= WORK ORDER =
Output each line of the listing that follows, with every character kept as it is.

=== Section Start ===

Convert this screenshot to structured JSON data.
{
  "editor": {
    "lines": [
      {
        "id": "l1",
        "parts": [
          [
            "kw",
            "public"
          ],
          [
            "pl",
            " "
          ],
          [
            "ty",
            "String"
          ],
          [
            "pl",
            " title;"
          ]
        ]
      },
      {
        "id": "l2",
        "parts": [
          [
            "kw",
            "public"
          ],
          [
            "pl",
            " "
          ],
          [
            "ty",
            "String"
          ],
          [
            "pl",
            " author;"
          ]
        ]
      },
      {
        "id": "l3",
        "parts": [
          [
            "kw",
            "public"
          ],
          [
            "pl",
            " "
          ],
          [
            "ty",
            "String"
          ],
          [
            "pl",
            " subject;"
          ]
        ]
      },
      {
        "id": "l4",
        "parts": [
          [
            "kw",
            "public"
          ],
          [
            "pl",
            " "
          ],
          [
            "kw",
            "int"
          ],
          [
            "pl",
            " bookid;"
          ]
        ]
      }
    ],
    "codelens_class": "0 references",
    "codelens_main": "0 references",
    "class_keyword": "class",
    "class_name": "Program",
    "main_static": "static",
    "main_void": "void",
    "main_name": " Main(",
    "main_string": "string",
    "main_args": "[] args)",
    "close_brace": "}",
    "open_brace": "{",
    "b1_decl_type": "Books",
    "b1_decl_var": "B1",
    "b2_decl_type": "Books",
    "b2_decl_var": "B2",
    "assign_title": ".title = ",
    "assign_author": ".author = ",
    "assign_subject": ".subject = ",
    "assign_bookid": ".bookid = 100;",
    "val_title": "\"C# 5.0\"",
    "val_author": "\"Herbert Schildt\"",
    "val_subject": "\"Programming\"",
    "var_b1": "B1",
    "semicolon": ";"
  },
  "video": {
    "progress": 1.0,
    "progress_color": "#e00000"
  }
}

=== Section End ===

= EXERCISE RESULT =
Convert this screenshot to structured JSON data.
{
  "editor": {
    "lines": [
      {
        "id": "l1",
        "parts": [
          [
            "kw",
            "public"
          ],
          [
            "pl",
            " "
          ],
          [
            "ty",
            "String"
          ],
          [
            "pl",
            " title;"
          ]
        ]
      },
      {
        "id": "l2",
        "parts": [
          [
            "kw",
            "public"
          ],
          [
            "pl",
            " "
          ],
          [
            "ty",
            "String"
          ],
          [
            "pl",
            " author;"
          ]
        ]
      },
      {
        "id": "l3",
        "parts": [
          [
            "kw",
            "public"
          ],
          [
            "pl",
            " "
          ],
          [
            "ty",
            "String"
          ],
          [
            "pl",
            " subject;"
          ]
        ]
      },
      {
        "id": "l4",
        "parts": [
          [
            "kw",
            "public"
          ],
          [
            "pl",
            " "
          ],
          [
            "kw",
            "int"
          ],
          [
            "pl",
            " bookid;"
          ]
        ]
      }
    ],
    "codelens_class": "0 references",
    "codelens_main": "0 references",
    "class_keyword": "class",
    "class_name": "Program",
    "main_static": "static",
    "main_void": "void",
    "main_name": " Main(",
    "main_string": "string",
    "main_args": "[] args)",
    "close_brace": "}",
    "open_brace": "{",
    "b1_decl_type": "Books",
    "b1_decl_var": "B1",
    "b2_decl_type": "Books",
    "b2_decl_var": "B2",
    "assign_title": ".title = ",
    "assign_author": ".author = ",
    "assign_subject": ".subject = ",
    "assign_bookid": ".bookid = 100;",
    "val_title": "\"C# 5.0\"",
    "val_author": "\"Herbert Schildt\"",
    "val_subject": "\"Programming\"",
    "var_b1": "B1",
    "semicolon": ";"
  },
  "video": {
    "progress": 1.0,
    "progress_color": "#e00000"
  }
}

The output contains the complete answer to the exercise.